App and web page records
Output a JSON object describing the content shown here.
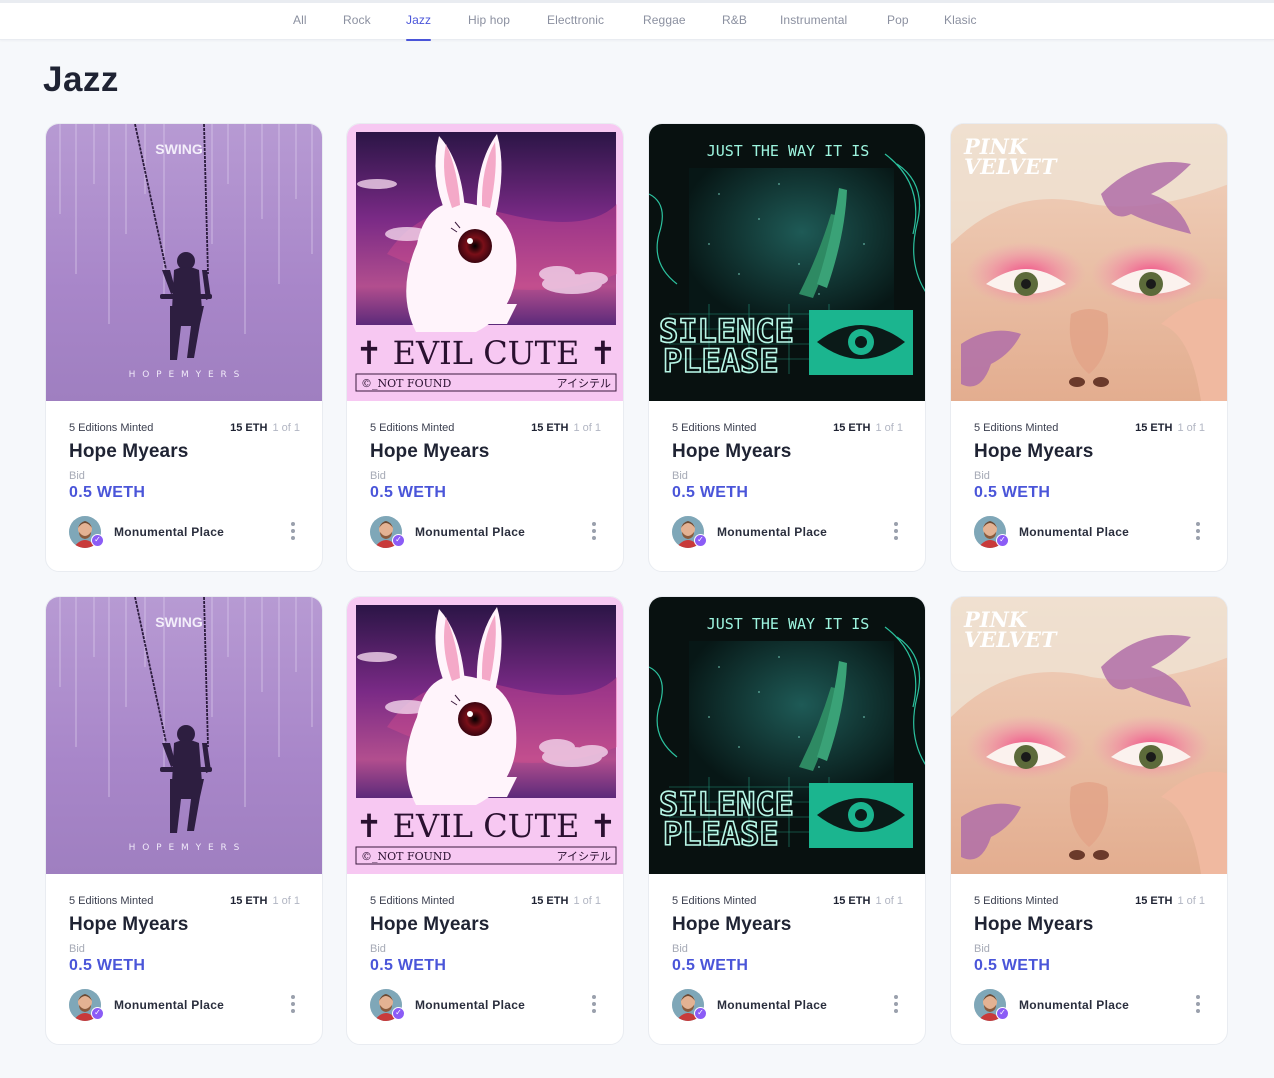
{
  "nav": {
    "tabs": [
      {
        "label": "All"
      },
      {
        "label": "Rock"
      },
      {
        "label": "Jazz",
        "active": true
      },
      {
        "label": "Hip hop"
      },
      {
        "label": "Electtronic"
      },
      {
        "label": "Reggae"
      },
      {
        "label": "R&B"
      },
      {
        "label": "Instrumental"
      },
      {
        "label": "Pop"
      },
      {
        "label": "Klasic"
      }
    ]
  },
  "page": {
    "title": "Jazz"
  },
  "artworks": {
    "swing": {
      "title": "SWING",
      "artist": "H O P E    M Y E R S"
    },
    "evil": {
      "title": "✝ EVIL CUTE ✝",
      "left_tag": "©_NOT FOUND",
      "right_tag": "アイシテル"
    },
    "silence": {
      "top": "JUST THE WAY IT IS",
      "line1": "SILENCE",
      "line2": "PLEASE"
    },
    "pink": {
      "line1": "PINK",
      "line2": "VELVET"
    }
  },
  "cards": [
    {
      "art": "swing",
      "editions": "5 Editions Minted",
      "price": "15 ETH",
      "of": "1 of 1",
      "name": "Hope Myears",
      "bid_label": "Bid",
      "bid_value": "0.5 WETH",
      "owner": "Monumental Place"
    },
    {
      "art": "evil",
      "editions": "5 Editions Minted",
      "price": "15 ETH",
      "of": "1 of 1",
      "name": "Hope Myears",
      "bid_label": "Bid",
      "bid_value": "0.5 WETH",
      "owner": "Monumental Place"
    },
    {
      "art": "silence",
      "editions": "5 Editions Minted",
      "price": "15 ETH",
      "of": "1 of 1",
      "name": "Hope Myears",
      "bid_label": "Bid",
      "bid_value": "0.5 WETH",
      "owner": "Monumental Place"
    },
    {
      "art": "pink",
      "editions": "5 Editions Minted",
      "price": "15 ETH",
      "of": "1 of 1",
      "name": "Hope Myears",
      "bid_label": "Bid",
      "bid_value": "0.5 WETH",
      "owner": "Monumental Place"
    },
    {
      "art": "swing",
      "editions": "5 Editions Minted",
      "price": "15 ETH",
      "of": "1 of 1",
      "name": "Hope Myears",
      "bid_label": "Bid",
      "bid_value": "0.5 WETH",
      "owner": "Monumental Place"
    },
    {
      "art": "evil",
      "editions": "5 Editions Minted",
      "price": "15 ETH",
      "of": "1 of 1",
      "name": "Hope Myears",
      "bid_label": "Bid",
      "bid_value": "0.5 WETH",
      "owner": "Monumental Place"
    },
    {
      "art": "silence",
      "editions": "5 Editions Minted",
      "price": "15 ETH",
      "of": "1 of 1",
      "name": "Hope Myears",
      "bid_label": "Bid",
      "bid_value": "0.5 WETH",
      "owner": "Monumental Place"
    },
    {
      "art": "pink",
      "editions": "5 Editions Minted",
      "price": "15 ETH",
      "of": "1 of 1",
      "name": "Hope Myears",
      "bid_label": "Bid",
      "bid_value": "0.5 WETH",
      "owner": "Monumental Place"
    }
  ],
  "colors": {
    "accent": "#4a55d9",
    "verified_badge": "#8b5cf6",
    "background": "#f6f8fb"
  }
}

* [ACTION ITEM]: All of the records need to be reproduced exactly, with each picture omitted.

* [WRITTEN SOLUTION]:
Output a JSON object describing the content shown here.
{
  "nav": {
    "tabs": [
      {
        "label": "All"
      },
      {
        "label": "Rock"
      },
      {
        "label": "Jazz",
        "active": true
      },
      {
        "label": "Hip hop"
      },
      {
        "label": "Electtronic"
      },
      {
        "label": "Reggae"
      },
      {
        "label": "R&B"
      },
      {
        "label": "Instrumental"
      },
      {
        "label": "Pop"
      },
      {
        "label": "Klasic"
      }
    ]
  },
  "page": {
    "title": "Jazz"
  },
  "artworks": {
    "swing": {
      "title": "SWING",
      "artist": "H O P E    M Y E R S"
    },
    "evil": {
      "title": "✝ EVIL CUTE ✝",
      "left_tag": "©_NOT FOUND",
      "right_tag": "アイシテル"
    },
    "silence": {
      "top": "JUST THE WAY IT IS",
      "line1": "SILENCE",
      "line2": "PLEASE"
    },
    "pink": {
      "line1": "PINK",
      "line2": "VELVET"
    }
  },
  "cards": [
    {
      "art": "swing",
      "editions": "5 Editions Minted",
      "price": "15 ETH",
      "of": "1 of 1",
      "name": "Hope Myears",
      "bid_label": "Bid",
      "bid_value": "0.5 WETH",
      "owner": "Monumental Place"
    },
    {
      "art": "evil",
      "editions": "5 Editions Minted",
      "price": "15 ETH",
      "of": "1 of 1",
      "name": "Hope Myears",
      "bid_label": "Bid",
      "bid_value": "0.5 WETH",
      "owner": "Monumental Place"
    },
    {
      "art": "silence",
      "editions": "5 Editions Minted",
      "price": "15 ETH",
      "of": "1 of 1",
      "name": "Hope Myears",
      "bid_label": "Bid",
      "bid_value": "0.5 WETH",
      "owner": "Monumental Place"
    },
    {
      "art": "pink",
      "editions": "5 Editions Minted",
      "price": "15 ETH",
      "of": "1 of 1",
      "name": "Hope Myears",
      "bid_label": "Bid",
      "bid_value": "0.5 WETH",
      "owner": "Monumental Place"
    },
    {
      "art": "swing",
      "editions": "5 Editions Minted",
      "price": "15 ETH",
      "of": "1 of 1",
      "name": "Hope Myears",
      "bid_label": "Bid",
      "bid_value": "0.5 WETH",
      "owner": "Monumental Place"
    },
    {
      "art": "evil",
      "editions": "5 Editions Minted",
      "price": "15 ETH",
      "of": "1 of 1",
      "name": "Hope Myears",
      "bid_label": "Bid",
      "bid_value": "0.5 WETH",
      "owner": "Monumental Place"
    },
    {
      "art": "silence",
      "editions": "5 Editions Minted",
      "price": "15 ETH",
      "of": "1 of 1",
      "name": "Hope Myears",
      "bid_label": "Bid",
      "bid_value": "0.5 WETH",
      "owner": "Monumental Place"
    },
    {
      "art": "pink",
      "editions": "5 Editions Minted",
      "price": "15 ETH",
      "of": "1 of 1",
      "name": "Hope Myears",
      "bid_label": "Bid",
      "bid_value": "0.5 WETH",
      "owner": "Monumental Place"
    }
  ],
  "colors": {
    "accent": "#4a55d9",
    "verified_badge": "#8b5cf6",
    "background": "#f6f8fb"
  }
}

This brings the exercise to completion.